### Your goal
With pictures omitted, output the records below exactly as they appear.
--- Exercise material ---
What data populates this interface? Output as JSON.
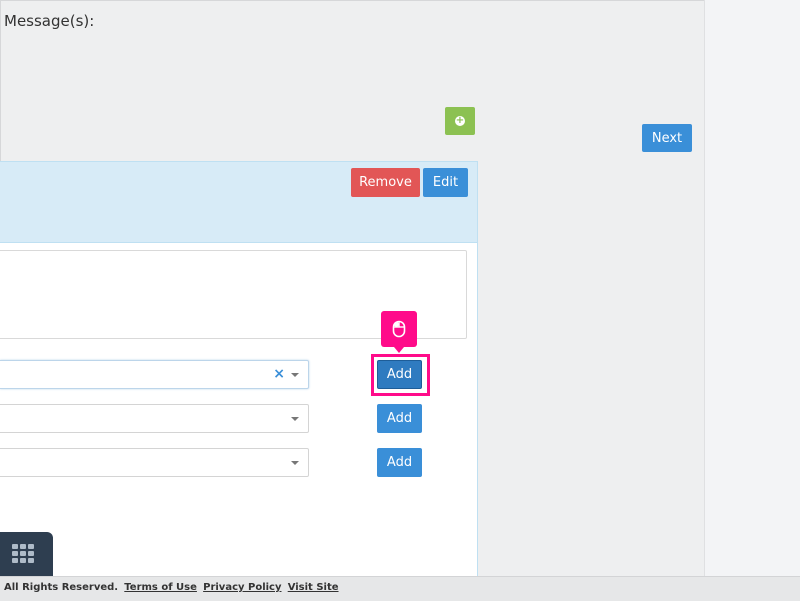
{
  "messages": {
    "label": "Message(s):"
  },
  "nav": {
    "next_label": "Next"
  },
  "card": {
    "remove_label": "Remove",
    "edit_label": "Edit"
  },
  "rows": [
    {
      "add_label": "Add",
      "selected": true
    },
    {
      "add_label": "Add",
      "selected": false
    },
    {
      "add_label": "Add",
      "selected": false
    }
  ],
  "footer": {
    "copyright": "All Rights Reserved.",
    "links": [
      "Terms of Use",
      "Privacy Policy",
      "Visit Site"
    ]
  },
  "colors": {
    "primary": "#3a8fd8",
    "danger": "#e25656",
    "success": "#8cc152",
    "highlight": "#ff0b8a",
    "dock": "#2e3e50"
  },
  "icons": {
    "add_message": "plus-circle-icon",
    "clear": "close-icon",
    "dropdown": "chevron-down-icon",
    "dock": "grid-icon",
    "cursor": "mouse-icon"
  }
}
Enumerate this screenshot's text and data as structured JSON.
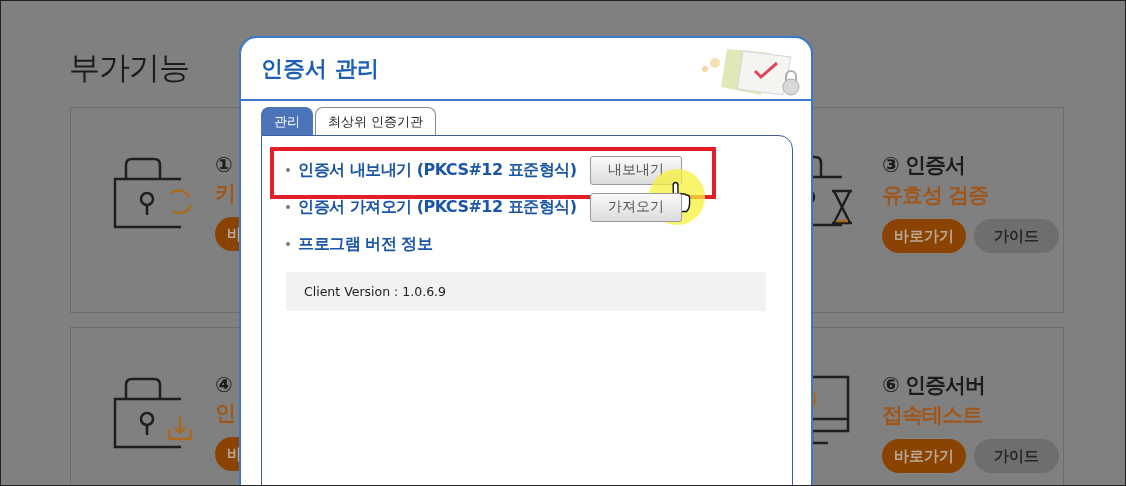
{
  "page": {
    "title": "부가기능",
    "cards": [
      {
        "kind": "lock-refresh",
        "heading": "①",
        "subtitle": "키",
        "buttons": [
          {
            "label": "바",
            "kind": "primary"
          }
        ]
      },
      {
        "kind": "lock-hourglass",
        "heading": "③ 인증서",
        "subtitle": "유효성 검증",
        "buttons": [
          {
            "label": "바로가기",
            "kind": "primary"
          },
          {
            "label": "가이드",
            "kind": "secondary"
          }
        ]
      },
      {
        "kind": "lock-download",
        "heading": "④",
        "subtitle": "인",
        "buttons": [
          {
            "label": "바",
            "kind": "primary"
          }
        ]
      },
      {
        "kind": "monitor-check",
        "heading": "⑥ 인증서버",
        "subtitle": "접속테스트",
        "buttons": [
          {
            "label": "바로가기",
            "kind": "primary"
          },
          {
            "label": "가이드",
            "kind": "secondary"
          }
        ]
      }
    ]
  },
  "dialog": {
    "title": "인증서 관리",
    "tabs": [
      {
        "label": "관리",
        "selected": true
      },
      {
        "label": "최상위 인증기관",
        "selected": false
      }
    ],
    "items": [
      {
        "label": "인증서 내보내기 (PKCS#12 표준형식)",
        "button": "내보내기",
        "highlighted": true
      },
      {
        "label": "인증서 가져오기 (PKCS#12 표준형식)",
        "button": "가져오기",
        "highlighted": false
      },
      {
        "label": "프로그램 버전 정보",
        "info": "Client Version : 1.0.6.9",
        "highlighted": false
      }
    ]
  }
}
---
### Expected answer
What data populates this interface? Output as JSON.
{
  "messages": {
    "label": "Message(s):"
  },
  "nav": {
    "next_label": "Next"
  },
  "card": {
    "remove_label": "Remove",
    "edit_label": "Edit"
  },
  "rows": [
    {
      "add_label": "Add",
      "selected": true
    },
    {
      "add_label": "Add",
      "selected": false
    },
    {
      "add_label": "Add",
      "selected": false
    }
  ],
  "footer": {
    "copyright": "All Rights Reserved.",
    "links": [
      "Terms of Use",
      "Privacy Policy",
      "Visit Site"
    ]
  },
  "colors": {
    "primary": "#3a8fd8",
    "danger": "#e25656",
    "success": "#8cc152",
    "highlight": "#ff0b8a",
    "dock": "#2e3e50"
  },
  "icons": {
    "add_message": "plus-circle-icon",
    "clear": "close-icon",
    "dropdown": "chevron-down-icon",
    "dock": "grid-icon",
    "cursor": "mouse-icon"
  }
}
Enumerate this screenshot's text and data as structured JSON.
{
  "page": {
    "title": "부가기능",
    "cards": [
      {
        "kind": "lock-refresh",
        "heading": "①",
        "subtitle": "키",
        "buttons": [
          {
            "label": "바",
            "kind": "primary"
          }
        ]
      },
      {
        "kind": "lock-hourglass",
        "heading": "③ 인증서",
        "subtitle": "유효성 검증",
        "buttons": [
          {
            "label": "바로가기",
            "kind": "primary"
          },
          {
            "label": "가이드",
            "kind": "secondary"
          }
        ]
      },
      {
        "kind": "lock-download",
        "heading": "④",
        "subtitle": "인",
        "buttons": [
          {
            "label": "바",
            "kind": "primary"
          }
        ]
      },
      {
        "kind": "monitor-check",
        "heading": "⑥ 인증서버",
        "subtitle": "접속테스트",
        "buttons": [
          {
            "label": "바로가기",
            "kind": "primary"
          },
          {
            "label": "가이드",
            "kind": "secondary"
          }
        ]
      }
    ]
  },
  "dialog": {
    "title": "인증서 관리",
    "tabs": [
      {
        "label": "관리",
        "selected": true
      },
      {
        "label": "최상위 인증기관",
        "selected": false
      }
    ],
    "items": [
      {
        "label": "인증서 내보내기 (PKCS#12 표준형식)",
        "button": "내보내기",
        "highlighted": true
      },
      {
        "label": "인증서 가져오기 (PKCS#12 표준형식)",
        "button": "가져오기",
        "highlighted": false
      },
      {
        "label": "프로그램 버전 정보",
        "info": "Client Version : 1.0.6.9",
        "highlighted": false
      }
    ]
  }
}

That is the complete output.